Write each entry again exactly as shown, but without the images it holds.

(App and web page records)

++++++++

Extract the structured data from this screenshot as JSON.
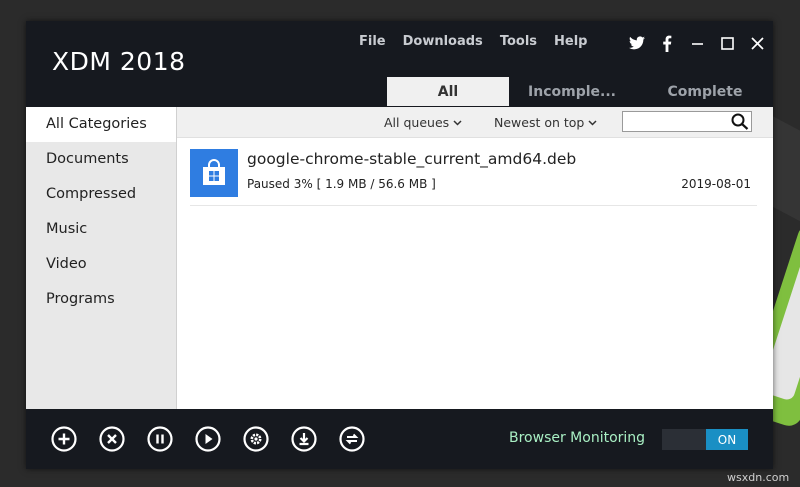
{
  "app": {
    "title": "XDM 2018"
  },
  "menu": {
    "items": [
      "File",
      "Downloads",
      "Tools",
      "Help"
    ]
  },
  "window_controls": [
    "twitter-icon",
    "facebook-icon",
    "minimize-icon",
    "maximize-icon",
    "close-icon"
  ],
  "tabs": [
    {
      "label": "All",
      "active": true
    },
    {
      "label": "Incomple...",
      "active": false
    },
    {
      "label": "Complete",
      "active": false
    }
  ],
  "sidebar": {
    "items": [
      {
        "label": "All Categories",
        "active": true
      },
      {
        "label": "Documents"
      },
      {
        "label": "Compressed"
      },
      {
        "label": "Music"
      },
      {
        "label": "Video"
      },
      {
        "label": "Programs"
      }
    ]
  },
  "toolbar": {
    "queue_filter": "All queues",
    "sort_order": "Newest on top",
    "search": {
      "value": "",
      "placeholder": ""
    }
  },
  "downloads": [
    {
      "name": "google-chrome-stable_current_amd64.deb",
      "status": "Paused 3% [ 1.9 MB / 56.6 MB ]",
      "date": "2019-08-01",
      "icon": "store-bag-icon"
    }
  ],
  "bottom": {
    "buttons": [
      "add-icon",
      "cancel-icon",
      "pause-icon",
      "play-icon",
      "settings-icon",
      "download-icon",
      "switch-icon"
    ],
    "browser_monitoring_label": "Browser Monitoring",
    "browser_monitoring_state": "ON"
  },
  "colors": {
    "window_bg": "#16191f",
    "accent": "#2f7de1",
    "toggle_on": "#1a8fc4",
    "monitor_label": "#a9f0c4"
  },
  "watermark": "wsxdn.com"
}
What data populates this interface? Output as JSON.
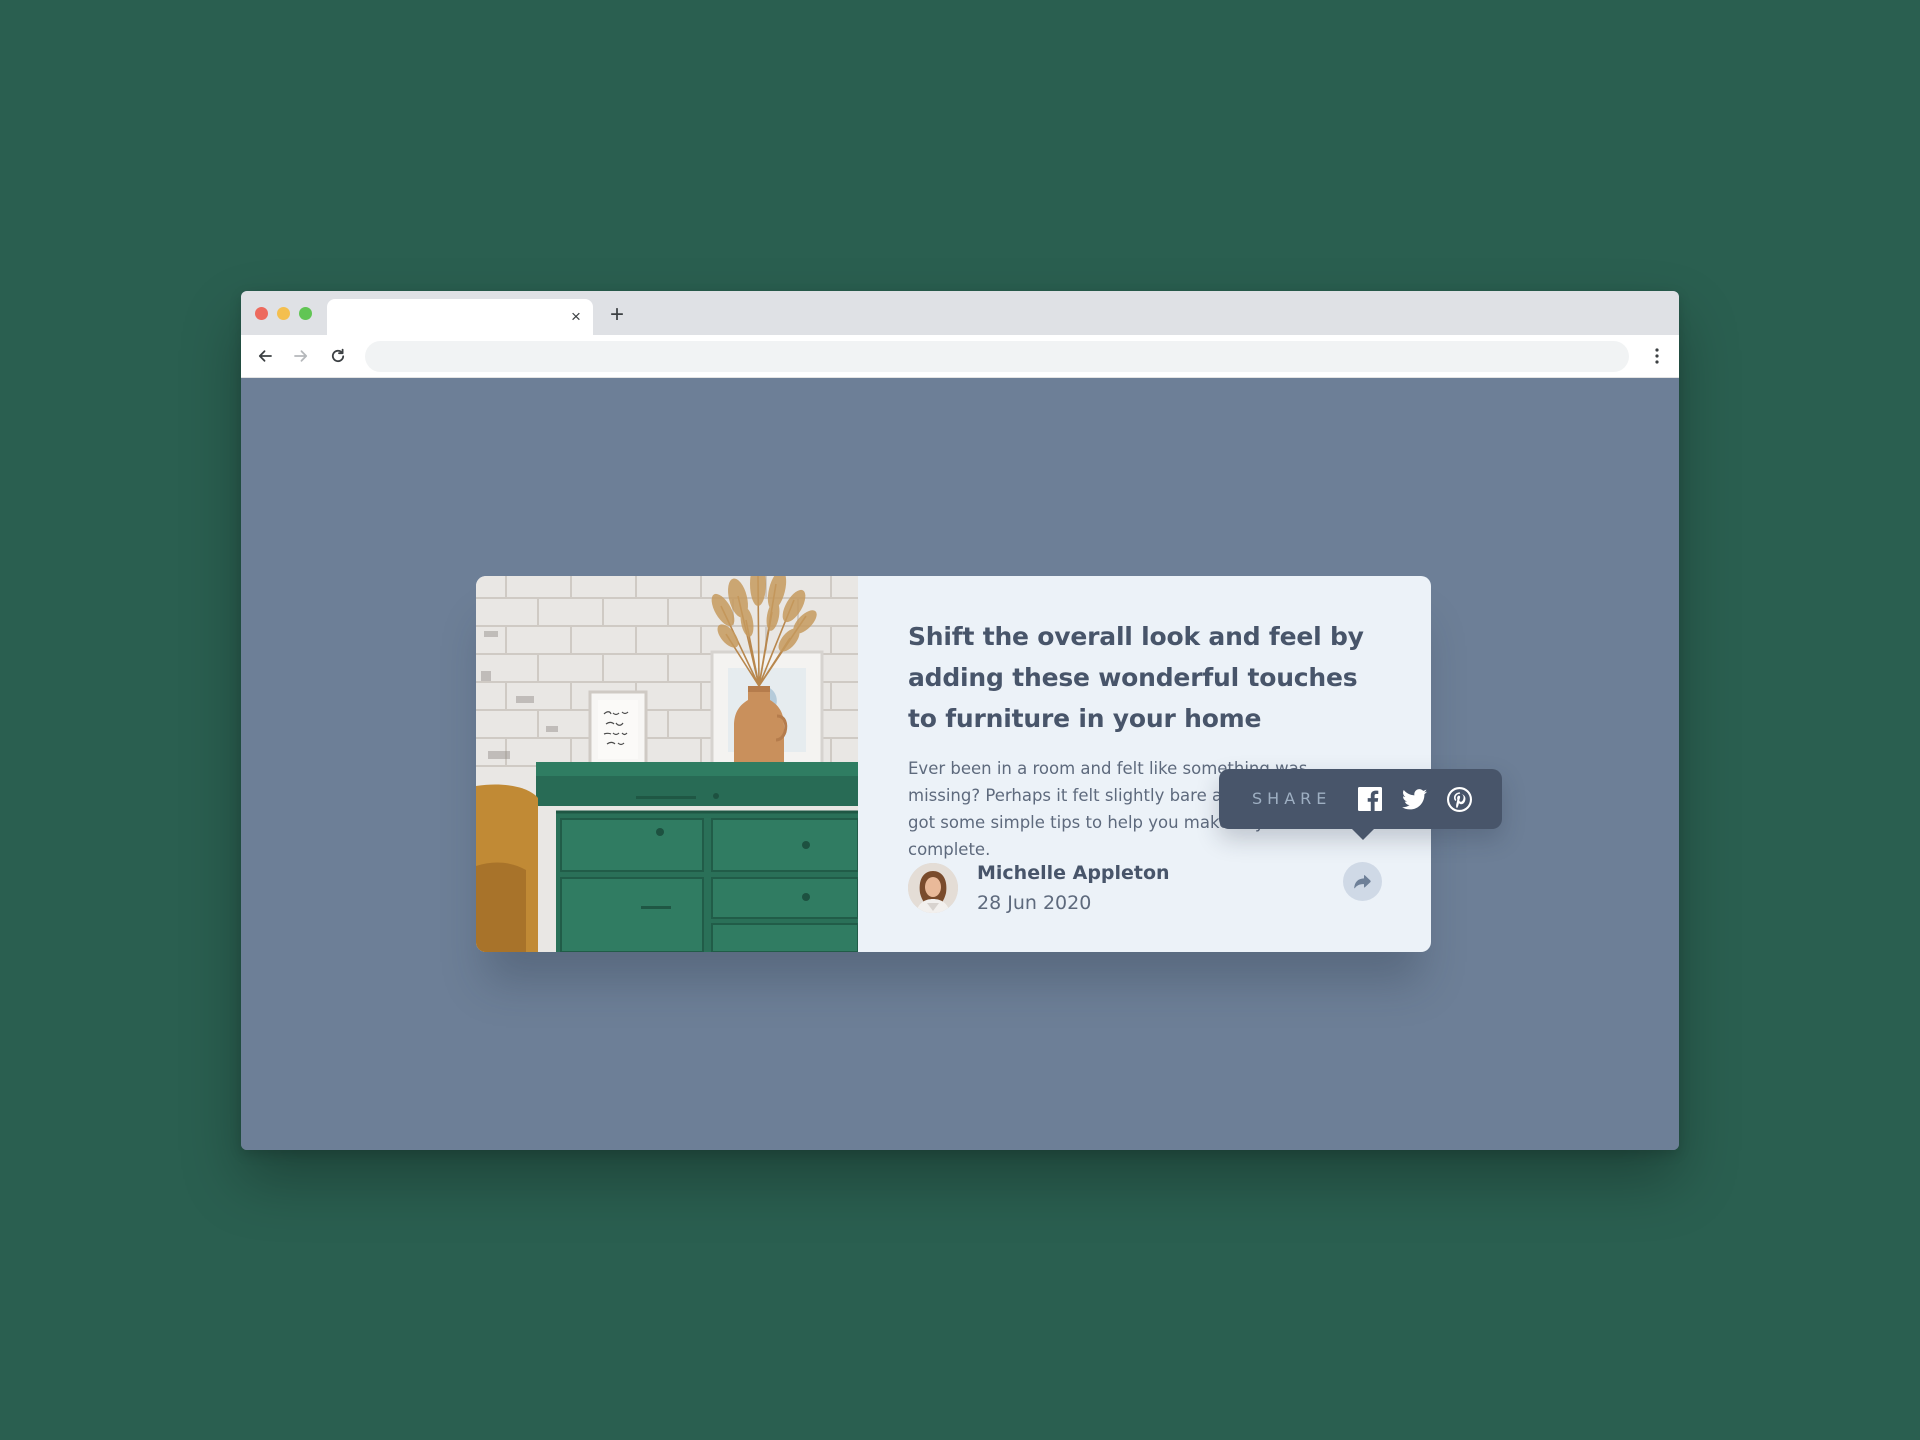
{
  "browser": {
    "tab_close_glyph": "×",
    "new_tab_glyph": "+",
    "address": ""
  },
  "article": {
    "title": "Shift the overall look and feel by adding these wonderful touches to furniture in your home",
    "excerpt": "Ever been in a room and felt like something was missing? Perhaps it felt slightly bare and uninviting. I’ve got some simple tips to help you make any room feel complete.",
    "author_name": "Michelle Appleton",
    "date": "28 Jun 2020"
  },
  "share": {
    "label": "SHARE",
    "networks": [
      "facebook",
      "twitter",
      "pinterest"
    ]
  },
  "colors": {
    "page_background": "#2a5f50",
    "viewport_background": "#6d7f97",
    "card_background": "#ecf2f8",
    "heading_text": "#48556a",
    "body_text": "#5e6a7d",
    "popover_background": "#48556a",
    "share_label": "#9eafc2",
    "share_button": "#cfd9e6"
  },
  "icons": {
    "back": "arrow-left-icon",
    "forward": "arrow-right-icon",
    "reload": "reload-icon",
    "menu": "vertical-dots-icon",
    "share": "share-arrow-icon",
    "facebook": "facebook-icon",
    "twitter": "twitter-icon",
    "pinterest": "pinterest-icon"
  }
}
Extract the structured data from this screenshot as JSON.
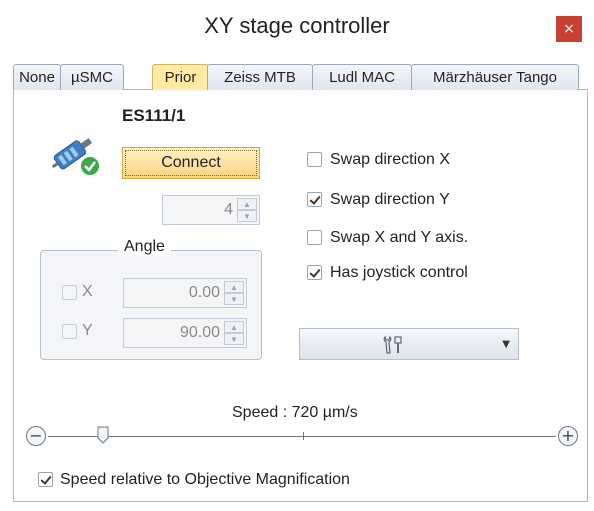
{
  "window": {
    "title": "XY stage controller",
    "close_glyph": "×",
    "close_color": "#c84031"
  },
  "tabs": [
    {
      "label": "None",
      "active": false
    },
    {
      "label": "µSMC",
      "active": false
    },
    {
      "label": "Prior",
      "active": true
    },
    {
      "label": "Zeiss MTB",
      "active": false
    },
    {
      "label": "Ludl MAC",
      "active": false
    },
    {
      "label": "Märzhäuser Tango",
      "active": false
    }
  ],
  "device": {
    "name": "ES111/1",
    "icon": "plug-connected-icon",
    "connect_label": "Connect",
    "port_value": "4"
  },
  "angle": {
    "legend": "Angle",
    "x_label": "X",
    "x_value": "0.00",
    "y_label": "Y",
    "y_value": "90.00"
  },
  "options": [
    {
      "label": "Swap direction X",
      "checked": false
    },
    {
      "label": "Swap direction Y",
      "checked": true
    },
    {
      "label": "Swap X and Y axis.",
      "checked": false
    },
    {
      "label": "Has joystick control",
      "checked": true
    }
  ],
  "tools_dropdown": {
    "icon": "tools-icon",
    "arrow": "▼"
  },
  "speed": {
    "label": "Speed : 720 µm/s",
    "minus_glyph": "−",
    "plus_glyph": "+"
  },
  "relative": {
    "label": "Speed relative to Objective Magnification",
    "checked": true
  },
  "colors": {
    "active_tab": "#ffe9a3",
    "connect_button": "#fbd47e"
  }
}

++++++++

• **Output for this exercise**:
Extract the structured data from this screenshot as JSON.
{
  "app": {
    "title": "XDM 2018"
  },
  "menu": {
    "items": [
      "File",
      "Downloads",
      "Tools",
      "Help"
    ]
  },
  "window_controls": [
    "twitter-icon",
    "facebook-icon",
    "minimize-icon",
    "maximize-icon",
    "close-icon"
  ],
  "tabs": [
    {
      "label": "All",
      "active": true
    },
    {
      "label": "Incomple...",
      "active": false
    },
    {
      "label": "Complete",
      "active": false
    }
  ],
  "sidebar": {
    "items": [
      {
        "label": "All Categories",
        "active": true
      },
      {
        "label": "Documents"
      },
      {
        "label": "Compressed"
      },
      {
        "label": "Music"
      },
      {
        "label": "Video"
      },
      {
        "label": "Programs"
      }
    ]
  },
  "toolbar": {
    "queue_filter": "All queues",
    "sort_order": "Newest on top",
    "search": {
      "value": "",
      "placeholder": ""
    }
  },
  "downloads": [
    {
      "name": "google-chrome-stable_current_amd64.deb",
      "status": "Paused 3% [ 1.9 MB / 56.6 MB ]",
      "date": "2019-08-01",
      "icon": "store-bag-icon"
    }
  ],
  "bottom": {
    "buttons": [
      "add-icon",
      "cancel-icon",
      "pause-icon",
      "play-icon",
      "settings-icon",
      "download-icon",
      "switch-icon"
    ],
    "browser_monitoring_label": "Browser Monitoring",
    "browser_monitoring_state": "ON"
  },
  "colors": {
    "window_bg": "#16191f",
    "accent": "#2f7de1",
    "toggle_on": "#1a8fc4",
    "monitor_label": "#a9f0c4"
  },
  "watermark": "wsxdn.com"
}
What data populates this interface? Output as JSON.
{
  "browser": {
    "tab_close_glyph": "×",
    "new_tab_glyph": "+",
    "address": ""
  },
  "article": {
    "title": "Shift the overall look and feel by adding these wonderful touches to furniture in your home",
    "excerpt": "Ever been in a room and felt like something was missing? Perhaps it felt slightly bare and uninviting. I’ve got some simple tips to help you make any room feel complete.",
    "author_name": "Michelle Appleton",
    "date": "28 Jun 2020"
  },
  "share": {
    "label": "SHARE",
    "networks": [
      "facebook",
      "twitter",
      "pinterest"
    ]
  },
  "colors": {
    "page_background": "#2a5f50",
    "viewport_background": "#6d7f97",
    "card_background": "#ecf2f8",
    "heading_text": "#48556a",
    "body_text": "#5e6a7d",
    "popover_background": "#48556a",
    "share_label": "#9eafc2",
    "share_button": "#cfd9e6"
  },
  "icons": {
    "back": "arrow-left-icon",
    "forward": "arrow-right-icon",
    "reload": "reload-icon",
    "menu": "vertical-dots-icon",
    "share": "share-arrow-icon",
    "facebook": "facebook-icon",
    "twitter": "twitter-icon",
    "pinterest": "pinterest-icon"
  }
}
Extract the structured data from this screenshot as JSON.
{
  "window": {
    "title": "XY stage controller",
    "close_glyph": "×",
    "close_color": "#c84031"
  },
  "tabs": [
    {
      "label": "None",
      "active": false
    },
    {
      "label": "µSMC",
      "active": false
    },
    {
      "label": "Prior",
      "active": true
    },
    {
      "label": "Zeiss MTB",
      "active": false
    },
    {
      "label": "Ludl MAC",
      "active": false
    },
    {
      "label": "Märzhäuser Tango",
      "active": false
    }
  ],
  "device": {
    "name": "ES111/1",
    "icon": "plug-connected-icon",
    "connect_label": "Connect",
    "port_value": "4"
  },
  "angle": {
    "legend": "Angle",
    "x_label": "X",
    "x_value": "0.00",
    "y_label": "Y",
    "y_value": "90.00"
  },
  "options": [
    {
      "label": "Swap direction X",
      "checked": false
    },
    {
      "label": "Swap direction Y",
      "checked": true
    },
    {
      "label": "Swap X and Y axis.",
      "checked": false
    },
    {
      "label": "Has joystick control",
      "checked": true
    }
  ],
  "tools_dropdown": {
    "icon": "tools-icon",
    "arrow": "▼"
  },
  "speed": {
    "label": "Speed : 720 µm/s",
    "minus_glyph": "−",
    "plus_glyph": "+"
  },
  "relative": {
    "label": "Speed relative to Objective Magnification",
    "checked": true
  },
  "colors": {
    "active_tab": "#ffe9a3",
    "connect_button": "#fbd47e"
  }
}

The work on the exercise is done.